(Stored data entries)
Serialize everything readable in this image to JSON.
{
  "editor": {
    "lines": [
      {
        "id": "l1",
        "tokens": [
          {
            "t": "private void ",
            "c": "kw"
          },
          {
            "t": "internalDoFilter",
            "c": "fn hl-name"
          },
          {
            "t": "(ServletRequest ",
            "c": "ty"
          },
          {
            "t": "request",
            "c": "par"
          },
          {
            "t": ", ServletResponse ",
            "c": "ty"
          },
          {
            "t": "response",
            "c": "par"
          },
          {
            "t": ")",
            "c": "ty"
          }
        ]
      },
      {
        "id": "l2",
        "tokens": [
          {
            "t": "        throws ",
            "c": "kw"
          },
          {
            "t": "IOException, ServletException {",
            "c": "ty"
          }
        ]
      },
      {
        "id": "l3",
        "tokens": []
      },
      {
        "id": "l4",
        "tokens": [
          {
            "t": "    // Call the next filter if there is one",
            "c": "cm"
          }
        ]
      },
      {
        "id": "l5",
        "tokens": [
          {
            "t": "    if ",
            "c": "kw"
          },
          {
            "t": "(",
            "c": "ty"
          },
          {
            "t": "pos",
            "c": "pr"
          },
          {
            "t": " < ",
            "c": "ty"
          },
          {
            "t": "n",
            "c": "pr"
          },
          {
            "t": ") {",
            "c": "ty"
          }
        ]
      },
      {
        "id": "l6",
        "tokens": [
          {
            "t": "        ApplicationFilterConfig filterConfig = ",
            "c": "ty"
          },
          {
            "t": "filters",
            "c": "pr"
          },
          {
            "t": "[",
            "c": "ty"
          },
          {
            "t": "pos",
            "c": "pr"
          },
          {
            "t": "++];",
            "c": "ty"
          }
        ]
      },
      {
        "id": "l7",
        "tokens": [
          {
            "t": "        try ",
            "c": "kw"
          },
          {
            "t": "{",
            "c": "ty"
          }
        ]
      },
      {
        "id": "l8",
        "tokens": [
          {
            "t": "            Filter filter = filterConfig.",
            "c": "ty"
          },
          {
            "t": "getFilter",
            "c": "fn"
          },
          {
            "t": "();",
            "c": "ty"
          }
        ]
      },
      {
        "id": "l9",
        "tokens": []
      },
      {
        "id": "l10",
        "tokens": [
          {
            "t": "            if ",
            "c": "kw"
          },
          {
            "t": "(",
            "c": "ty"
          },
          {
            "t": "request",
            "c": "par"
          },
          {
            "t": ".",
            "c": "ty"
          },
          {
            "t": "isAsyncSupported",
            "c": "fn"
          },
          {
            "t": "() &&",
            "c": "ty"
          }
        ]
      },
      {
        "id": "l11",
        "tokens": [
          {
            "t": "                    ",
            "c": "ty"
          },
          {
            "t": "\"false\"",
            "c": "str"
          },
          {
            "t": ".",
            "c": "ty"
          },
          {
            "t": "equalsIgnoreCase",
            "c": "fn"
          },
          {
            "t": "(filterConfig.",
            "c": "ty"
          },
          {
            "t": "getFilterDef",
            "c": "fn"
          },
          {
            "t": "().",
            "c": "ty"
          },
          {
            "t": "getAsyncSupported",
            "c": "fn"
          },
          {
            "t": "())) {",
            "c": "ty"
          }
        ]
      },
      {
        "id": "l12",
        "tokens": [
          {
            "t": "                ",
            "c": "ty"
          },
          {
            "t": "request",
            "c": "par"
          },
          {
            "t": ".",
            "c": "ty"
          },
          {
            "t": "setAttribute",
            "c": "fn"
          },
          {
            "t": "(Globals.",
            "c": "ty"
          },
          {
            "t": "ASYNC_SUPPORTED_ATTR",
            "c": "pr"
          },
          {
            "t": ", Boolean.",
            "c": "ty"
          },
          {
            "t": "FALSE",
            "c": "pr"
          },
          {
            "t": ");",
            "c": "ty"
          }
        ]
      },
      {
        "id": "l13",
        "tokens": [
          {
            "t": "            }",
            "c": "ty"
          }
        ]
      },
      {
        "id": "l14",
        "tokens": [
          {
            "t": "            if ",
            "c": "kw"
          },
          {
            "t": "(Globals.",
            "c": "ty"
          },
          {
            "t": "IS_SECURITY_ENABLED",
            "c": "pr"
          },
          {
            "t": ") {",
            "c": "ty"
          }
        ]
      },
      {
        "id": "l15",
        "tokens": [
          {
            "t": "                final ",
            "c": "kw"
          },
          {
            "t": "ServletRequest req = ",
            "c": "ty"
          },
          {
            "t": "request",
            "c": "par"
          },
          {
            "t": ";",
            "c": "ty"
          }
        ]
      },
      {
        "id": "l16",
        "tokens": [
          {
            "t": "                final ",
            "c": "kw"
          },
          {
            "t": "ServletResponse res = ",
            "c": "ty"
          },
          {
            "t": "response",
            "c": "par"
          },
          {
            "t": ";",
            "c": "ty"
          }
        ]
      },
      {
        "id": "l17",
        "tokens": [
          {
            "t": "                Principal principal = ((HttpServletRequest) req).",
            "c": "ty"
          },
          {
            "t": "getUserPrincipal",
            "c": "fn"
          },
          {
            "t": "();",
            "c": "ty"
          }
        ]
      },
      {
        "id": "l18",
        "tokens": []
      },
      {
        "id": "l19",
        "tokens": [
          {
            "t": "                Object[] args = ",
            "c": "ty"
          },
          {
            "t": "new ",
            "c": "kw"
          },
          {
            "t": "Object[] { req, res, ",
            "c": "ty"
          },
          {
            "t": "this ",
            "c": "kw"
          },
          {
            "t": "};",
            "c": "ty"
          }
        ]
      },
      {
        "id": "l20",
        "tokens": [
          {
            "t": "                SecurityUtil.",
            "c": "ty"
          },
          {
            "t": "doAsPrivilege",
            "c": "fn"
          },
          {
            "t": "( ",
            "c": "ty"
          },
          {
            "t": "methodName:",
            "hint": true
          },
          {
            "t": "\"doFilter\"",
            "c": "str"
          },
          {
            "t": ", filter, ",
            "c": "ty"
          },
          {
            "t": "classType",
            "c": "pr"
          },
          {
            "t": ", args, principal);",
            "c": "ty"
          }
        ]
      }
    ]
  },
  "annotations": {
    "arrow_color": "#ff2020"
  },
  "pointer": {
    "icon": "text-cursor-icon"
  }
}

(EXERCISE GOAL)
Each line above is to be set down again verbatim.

(EXPECTED OUTPUT)
Serialize everything readable in this image to JSON.
{
  "editor": {
    "lines": [
      {
        "id": "l1",
        "tokens": [
          {
            "t": "private void ",
            "c": "kw"
          },
          {
            "t": "internalDoFilter",
            "c": "fn hl-name"
          },
          {
            "t": "(ServletRequest ",
            "c": "ty"
          },
          {
            "t": "request",
            "c": "par"
          },
          {
            "t": ", ServletResponse ",
            "c": "ty"
          },
          {
            "t": "response",
            "c": "par"
          },
          {
            "t": ")",
            "c": "ty"
          }
        ]
      },
      {
        "id": "l2",
        "tokens": [
          {
            "t": "        throws ",
            "c": "kw"
          },
          {
            "t": "IOException, ServletException {",
            "c": "ty"
          }
        ]
      },
      {
        "id": "l3",
        "tokens": []
      },
      {
        "id": "l4",
        "tokens": [
          {
            "t": "    // Call the next filter if there is one",
            "c": "cm"
          }
        ]
      },
      {
        "id": "l5",
        "tokens": [
          {
            "t": "    if ",
            "c": "kw"
          },
          {
            "t": "(",
            "c": "ty"
          },
          {
            "t": "pos",
            "c": "pr"
          },
          {
            "t": " < ",
            "c": "ty"
          },
          {
            "t": "n",
            "c": "pr"
          },
          {
            "t": ") {",
            "c": "ty"
          }
        ]
      },
      {
        "id": "l6",
        "tokens": [
          {
            "t": "        ApplicationFilterConfig filterConfig = ",
            "c": "ty"
          },
          {
            "t": "filters",
            "c": "pr"
          },
          {
            "t": "[",
            "c": "ty"
          },
          {
            "t": "pos",
            "c": "pr"
          },
          {
            "t": "++];",
            "c": "ty"
          }
        ]
      },
      {
        "id": "l7",
        "tokens": [
          {
            "t": "        try ",
            "c": "kw"
          },
          {
            "t": "{",
            "c": "ty"
          }
        ]
      },
      {
        "id": "l8",
        "tokens": [
          {
            "t": "            Filter filter = filterConfig.",
            "c": "ty"
          },
          {
            "t": "getFilter",
            "c": "fn"
          },
          {
            "t": "();",
            "c": "ty"
          }
        ]
      },
      {
        "id": "l9",
        "tokens": []
      },
      {
        "id": "l10",
        "tokens": [
          {
            "t": "            if ",
            "c": "kw"
          },
          {
            "t": "(",
            "c": "ty"
          },
          {
            "t": "request",
            "c": "par"
          },
          {
            "t": ".",
            "c": "ty"
          },
          {
            "t": "isAsyncSupported",
            "c": "fn"
          },
          {
            "t": "() &&",
            "c": "ty"
          }
        ]
      },
      {
        "id": "l11",
        "tokens": [
          {
            "t": "                    ",
            "c": "ty"
          },
          {
            "t": "\"false\"",
            "c": "str"
          },
          {
            "t": ".",
            "c": "ty"
          },
          {
            "t": "equalsIgnoreCase",
            "c": "fn"
          },
          {
            "t": "(filterConfig.",
            "c": "ty"
          },
          {
            "t": "getFilterDef",
            "c": "fn"
          },
          {
            "t": "().",
            "c": "ty"
          },
          {
            "t": "getAsyncSupported",
            "c": "fn"
          },
          {
            "t": "())) {",
            "c": "ty"
          }
        ]
      },
      {
        "id": "l12",
        "tokens": [
          {
            "t": "                ",
            "c": "ty"
          },
          {
            "t": "request",
            "c": "par"
          },
          {
            "t": ".",
            "c": "ty"
          },
          {
            "t": "setAttribute",
            "c": "fn"
          },
          {
            "t": "(Globals.",
            "c": "ty"
          },
          {
            "t": "ASYNC_SUPPORTED_ATTR",
            "c": "pr"
          },
          {
            "t": ", Boolean.",
            "c": "ty"
          },
          {
            "t": "FALSE",
            "c": "pr"
          },
          {
            "t": ");",
            "c": "ty"
          }
        ]
      },
      {
        "id": "l13",
        "tokens": [
          {
            "t": "            }",
            "c": "ty"
          }
        ]
      },
      {
        "id": "l14",
        "tokens": [
          {
            "t": "            if ",
            "c": "kw"
          },
          {
            "t": "(Globals.",
            "c": "ty"
          },
          {
            "t": "IS_SECURITY_ENABLED",
            "c": "pr"
          },
          {
            "t": ") {",
            "c": "ty"
          }
        ]
      },
      {
        "id": "l15",
        "tokens": [
          {
            "t": "                final ",
            "c": "kw"
          },
          {
            "t": "ServletRequest req = ",
            "c": "ty"
          },
          {
            "t": "request",
            "c": "par"
          },
          {
            "t": ";",
            "c": "ty"
          }
        ]
      },
      {
        "id": "l16",
        "tokens": [
          {
            "t": "                final ",
            "c": "kw"
          },
          {
            "t": "ServletResponse res = ",
            "c": "ty"
          },
          {
            "t": "response",
            "c": "par"
          },
          {
            "t": ";",
            "c": "ty"
          }
        ]
      },
      {
        "id": "l17",
        "tokens": [
          {
            "t": "                Principal principal = ((HttpServletRequest) req).",
            "c": "ty"
          },
          {
            "t": "getUserPrincipal",
            "c": "fn"
          },
          {
            "t": "();",
            "c": "ty"
          }
        ]
      },
      {
        "id": "l18",
        "tokens": []
      },
      {
        "id": "l19",
        "tokens": [
          {
            "t": "                Object[] args = ",
            "c": "ty"
          },
          {
            "t": "new ",
            "c": "kw"
          },
          {
            "t": "Object[] { req, res, ",
            "c": "ty"
          },
          {
            "t": "this ",
            "c": "kw"
          },
          {
            "t": "};",
            "c": "ty"
          }
        ]
      },
      {
        "id": "l20",
        "tokens": [
          {
            "t": "                SecurityUtil.",
            "c": "ty"
          },
          {
            "t": "doAsPrivilege",
            "c": "fn"
          },
          {
            "t": "( ",
            "c": "ty"
          },
          {
            "t": "methodName:",
            "hint": true
          },
          {
            "t": "\"doFilter\"",
            "c": "str"
          },
          {
            "t": ", filter, ",
            "c": "ty"
          },
          {
            "t": "classType",
            "c": "pr"
          },
          {
            "t": ", args, principal);",
            "c": "ty"
          }
        ]
      }
    ]
  },
  "annotations": {
    "arrow_color": "#ff2020"
  },
  "pointer": {
    "icon": "text-cursor-icon"
  }
}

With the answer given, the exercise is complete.